Many people will be parsing, summarizing and analyzing the speech and I do not plan to do so here. Let me just mention a couple of things that struck me.
First, the Pope picked named four Americans in our history who “shaped fundamental values which will endure forever in the spirit of the American people.” The four were Abraham Lincoln, Martin Luther King, Dorothy Day and Thomas Merton. He identified these “sons and daughters of America as embodying four dreams: liberty (Lincoln), equality (King), social justice (Day) and capacity for dialogue and openness to growth (Merton).
A nation can be considered great when it defends liberty as Lincoln did, when it fosters a culture which enables people to “dream” of full rights for all their brothers and sisters, as Martin Luther King sought to do; when it strives for justice and the cause of the oppressed, as Dorothy Day did by her tireless work, the fruit of a faith which becomes dialogue and sows peace in the contemplative style of Thomas Merton.
I confess I was particularly thrilled with the inclusion of Dorothy Day and Thomas Merton, both heroes of mine. My hope is that their mention by the Pope will create a broader interest in the lives, works and writing of both Day and Merton.
Second, there was a great emphasis on dialogue in Pope Francis’ address and a warning against the kind of divisiveness that has characterized American politics and encouragement of the renewal of a spirit of cooperation.

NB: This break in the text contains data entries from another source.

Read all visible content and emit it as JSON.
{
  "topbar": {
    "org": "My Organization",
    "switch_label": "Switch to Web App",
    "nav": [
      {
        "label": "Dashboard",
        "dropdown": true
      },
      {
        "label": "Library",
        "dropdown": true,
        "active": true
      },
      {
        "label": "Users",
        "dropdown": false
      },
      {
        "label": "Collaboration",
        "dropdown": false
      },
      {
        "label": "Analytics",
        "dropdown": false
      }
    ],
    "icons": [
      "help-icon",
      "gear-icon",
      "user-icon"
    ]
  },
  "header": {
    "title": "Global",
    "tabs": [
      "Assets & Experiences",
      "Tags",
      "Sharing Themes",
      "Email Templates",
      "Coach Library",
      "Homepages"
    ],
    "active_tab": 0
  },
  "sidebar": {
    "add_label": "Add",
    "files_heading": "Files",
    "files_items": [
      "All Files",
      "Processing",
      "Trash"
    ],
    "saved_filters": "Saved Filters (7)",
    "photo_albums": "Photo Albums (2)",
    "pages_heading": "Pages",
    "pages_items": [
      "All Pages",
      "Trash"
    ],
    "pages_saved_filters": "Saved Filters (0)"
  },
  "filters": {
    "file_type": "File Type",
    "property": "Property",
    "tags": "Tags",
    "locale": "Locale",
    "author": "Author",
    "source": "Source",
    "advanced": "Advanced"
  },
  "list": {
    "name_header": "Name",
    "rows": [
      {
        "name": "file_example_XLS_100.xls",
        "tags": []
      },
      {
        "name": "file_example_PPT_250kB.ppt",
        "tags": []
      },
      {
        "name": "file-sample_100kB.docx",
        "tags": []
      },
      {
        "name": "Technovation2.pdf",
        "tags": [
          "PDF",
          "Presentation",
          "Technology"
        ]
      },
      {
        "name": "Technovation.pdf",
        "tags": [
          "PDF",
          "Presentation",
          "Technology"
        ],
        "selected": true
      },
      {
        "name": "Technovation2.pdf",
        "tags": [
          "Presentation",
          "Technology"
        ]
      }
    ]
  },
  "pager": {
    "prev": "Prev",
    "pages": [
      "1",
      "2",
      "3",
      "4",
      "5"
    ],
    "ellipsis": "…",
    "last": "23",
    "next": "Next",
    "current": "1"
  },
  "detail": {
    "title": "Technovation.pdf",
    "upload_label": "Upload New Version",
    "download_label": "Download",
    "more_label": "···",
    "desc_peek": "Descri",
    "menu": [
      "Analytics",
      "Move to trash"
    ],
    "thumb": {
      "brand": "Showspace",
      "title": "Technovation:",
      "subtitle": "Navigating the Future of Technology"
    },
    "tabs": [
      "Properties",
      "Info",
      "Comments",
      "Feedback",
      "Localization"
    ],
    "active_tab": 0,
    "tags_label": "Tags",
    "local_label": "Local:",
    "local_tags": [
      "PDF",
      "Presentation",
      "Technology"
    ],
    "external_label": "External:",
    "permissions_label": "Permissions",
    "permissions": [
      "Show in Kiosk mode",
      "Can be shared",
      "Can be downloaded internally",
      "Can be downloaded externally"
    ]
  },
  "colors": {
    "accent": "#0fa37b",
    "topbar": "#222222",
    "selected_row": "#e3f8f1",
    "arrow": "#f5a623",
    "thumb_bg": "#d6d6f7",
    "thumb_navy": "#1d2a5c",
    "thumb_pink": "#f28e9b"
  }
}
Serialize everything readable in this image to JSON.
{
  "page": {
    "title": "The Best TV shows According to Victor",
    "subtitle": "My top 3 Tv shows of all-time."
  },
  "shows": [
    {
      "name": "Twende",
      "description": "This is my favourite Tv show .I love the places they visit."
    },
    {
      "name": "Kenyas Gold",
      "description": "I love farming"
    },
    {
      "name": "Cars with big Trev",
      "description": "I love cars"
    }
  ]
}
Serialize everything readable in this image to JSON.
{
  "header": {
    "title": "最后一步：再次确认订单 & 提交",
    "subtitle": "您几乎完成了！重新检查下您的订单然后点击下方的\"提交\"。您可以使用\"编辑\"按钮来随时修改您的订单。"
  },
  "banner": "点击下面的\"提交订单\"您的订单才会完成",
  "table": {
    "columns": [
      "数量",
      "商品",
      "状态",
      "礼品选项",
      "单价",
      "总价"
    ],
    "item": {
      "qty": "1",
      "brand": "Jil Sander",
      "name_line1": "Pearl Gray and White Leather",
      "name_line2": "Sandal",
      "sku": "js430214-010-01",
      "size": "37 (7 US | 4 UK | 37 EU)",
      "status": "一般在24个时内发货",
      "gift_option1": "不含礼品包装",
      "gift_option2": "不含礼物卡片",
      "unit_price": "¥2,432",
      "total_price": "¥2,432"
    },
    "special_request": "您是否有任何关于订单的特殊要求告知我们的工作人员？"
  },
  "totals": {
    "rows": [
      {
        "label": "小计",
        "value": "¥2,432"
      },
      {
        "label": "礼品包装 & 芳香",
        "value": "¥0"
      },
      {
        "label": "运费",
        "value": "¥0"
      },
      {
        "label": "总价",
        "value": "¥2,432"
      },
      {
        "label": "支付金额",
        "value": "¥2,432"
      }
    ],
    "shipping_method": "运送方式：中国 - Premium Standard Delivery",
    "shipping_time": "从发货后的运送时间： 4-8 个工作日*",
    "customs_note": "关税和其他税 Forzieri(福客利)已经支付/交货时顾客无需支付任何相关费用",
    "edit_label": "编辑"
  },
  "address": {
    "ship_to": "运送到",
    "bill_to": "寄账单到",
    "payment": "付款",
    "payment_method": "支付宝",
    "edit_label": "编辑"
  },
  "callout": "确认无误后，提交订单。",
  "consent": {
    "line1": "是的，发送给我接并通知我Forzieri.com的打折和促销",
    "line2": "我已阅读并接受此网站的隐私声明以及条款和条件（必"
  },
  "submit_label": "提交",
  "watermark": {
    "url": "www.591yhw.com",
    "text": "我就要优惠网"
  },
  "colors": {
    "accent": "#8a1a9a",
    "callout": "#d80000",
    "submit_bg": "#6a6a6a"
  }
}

He warned of the need to guard against the temptation of “the simplistic reductionism which sees only good or evil; or, if you will, the righteous and sinners.” Rather, he suggested that “[t]he contemporary world, with its open wounds which affect so many of our brothers and sisters, demands that we confront every form of polarization which would divide it into these two camps.” Our goals should not be “to imitate the hatred and violence of tyrants and murderers: but rather to reject violence and hatred in favor of “hope and healing, of peace and justice.” The Pope’s words on dialogue, cooperation and avoidance of divisiveness are as important for each of us as they are for members of Congress.
There were a number of important issues mentioned by the Pope, such as capital punishment (he repeated his call for global abolition of the death penalty), the family (which he suggested is now “threatened, perhaps as never before, from within and without”) the environment (he made reference to his recent Encyclical and our need to protect our home). If you missed the live coverage of the address, I encourage you to read it.